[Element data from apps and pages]
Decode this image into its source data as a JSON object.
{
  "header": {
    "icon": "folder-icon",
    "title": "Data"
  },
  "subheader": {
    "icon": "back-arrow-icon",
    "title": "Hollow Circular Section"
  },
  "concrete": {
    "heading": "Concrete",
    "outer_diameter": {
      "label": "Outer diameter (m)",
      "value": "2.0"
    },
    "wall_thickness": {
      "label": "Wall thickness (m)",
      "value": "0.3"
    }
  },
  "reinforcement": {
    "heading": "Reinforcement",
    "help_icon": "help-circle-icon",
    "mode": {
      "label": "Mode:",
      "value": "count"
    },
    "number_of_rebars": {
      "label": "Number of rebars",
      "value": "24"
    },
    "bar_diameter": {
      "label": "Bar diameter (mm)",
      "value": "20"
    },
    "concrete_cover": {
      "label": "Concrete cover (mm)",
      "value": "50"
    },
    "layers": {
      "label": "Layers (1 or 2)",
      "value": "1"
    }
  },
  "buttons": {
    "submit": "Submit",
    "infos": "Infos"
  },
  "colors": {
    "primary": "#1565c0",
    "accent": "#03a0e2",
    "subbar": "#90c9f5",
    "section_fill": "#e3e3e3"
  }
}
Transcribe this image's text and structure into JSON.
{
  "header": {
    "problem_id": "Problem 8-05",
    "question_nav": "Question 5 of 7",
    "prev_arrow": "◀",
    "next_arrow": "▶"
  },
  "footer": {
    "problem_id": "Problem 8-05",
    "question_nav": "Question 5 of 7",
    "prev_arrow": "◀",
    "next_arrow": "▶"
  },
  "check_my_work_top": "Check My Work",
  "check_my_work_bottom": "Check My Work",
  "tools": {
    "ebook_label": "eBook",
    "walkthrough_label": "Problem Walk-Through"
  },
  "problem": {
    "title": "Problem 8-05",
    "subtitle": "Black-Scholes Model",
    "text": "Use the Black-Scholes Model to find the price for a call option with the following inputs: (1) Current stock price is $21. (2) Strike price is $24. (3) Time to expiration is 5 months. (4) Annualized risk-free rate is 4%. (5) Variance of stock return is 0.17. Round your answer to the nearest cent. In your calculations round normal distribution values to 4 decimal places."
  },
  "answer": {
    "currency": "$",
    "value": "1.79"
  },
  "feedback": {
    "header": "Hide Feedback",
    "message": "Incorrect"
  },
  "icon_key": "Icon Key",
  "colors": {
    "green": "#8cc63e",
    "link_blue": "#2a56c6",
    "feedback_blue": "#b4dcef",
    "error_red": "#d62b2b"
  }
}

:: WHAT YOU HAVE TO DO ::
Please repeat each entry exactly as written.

:: ANSWER TO THIS TASK ::
Decode this image into its source data as a JSON object.
{
  "header": {
    "icon": "folder-icon",
    "title": "Data"
  },
  "subheader": {
    "icon": "back-arrow-icon",
    "title": "Hollow Circular Section"
  },
  "concrete": {
    "heading": "Concrete",
    "outer_diameter": {
      "label": "Outer diameter (m)",
      "value": "2.0"
    },
    "wall_thickness": {
      "label": "Wall thickness (m)",
      "value": "0.3"
    }
  },
  "reinforcement": {
    "heading": "Reinforcement",
    "help_icon": "help-circle-icon",
    "mode": {
      "label": "Mode:",
      "value": "count"
    },
    "number_of_rebars": {
      "label": "Number of rebars",
      "value": "24"
    },
    "bar_diameter": {
      "label": "Bar diameter (mm)",
      "value": "20"
    },
    "concrete_cover": {
      "label": "Concrete cover (mm)",
      "value": "50"
    },
    "layers": {
      "label": "Layers (1 or 2)",
      "value": "1"
    }
  },
  "buttons": {
    "submit": "Submit",
    "infos": "Infos"
  },
  "colors": {
    "primary": "#1565c0",
    "accent": "#03a0e2",
    "subbar": "#90c9f5",
    "section_fill": "#e3e3e3"
  }
}
Transcribe this image's text and structure into JSON.
{
  "header": {
    "problem_id": "Problem 8-05",
    "question_nav": "Question 5 of 7",
    "prev_arrow": "◀",
    "next_arrow": "▶"
  },
  "footer": {
    "problem_id": "Problem 8-05",
    "question_nav": "Question 5 of 7",
    "prev_arrow": "◀",
    "next_arrow": "▶"
  },
  "check_my_work_top": "Check My Work",
  "check_my_work_bottom": "Check My Work",
  "tools": {
    "ebook_label": "eBook",
    "walkthrough_label": "Problem Walk-Through"
  },
  "problem": {
    "title": "Problem 8-05",
    "subtitle": "Black-Scholes Model",
    "text": "Use the Black-Scholes Model to find the price for a call option with the following inputs: (1) Current stock price is $21. (2) Strike price is $24. (3) Time to expiration is 5 months. (4) Annualized risk-free rate is 4%. (5) Variance of stock return is 0.17. Round your answer to the nearest cent. In your calculations round normal distribution values to 4 decimal places."
  },
  "answer": {
    "currency": "$",
    "value": "1.79"
  },
  "feedback": {
    "header": "Hide Feedback",
    "message": "Incorrect"
  },
  "icon_key": "Icon Key",
  "colors": {
    "green": "#8cc63e",
    "link_blue": "#2a56c6",
    "feedback_blue": "#b4dcef",
    "error_red": "#d62b2b"
  }
}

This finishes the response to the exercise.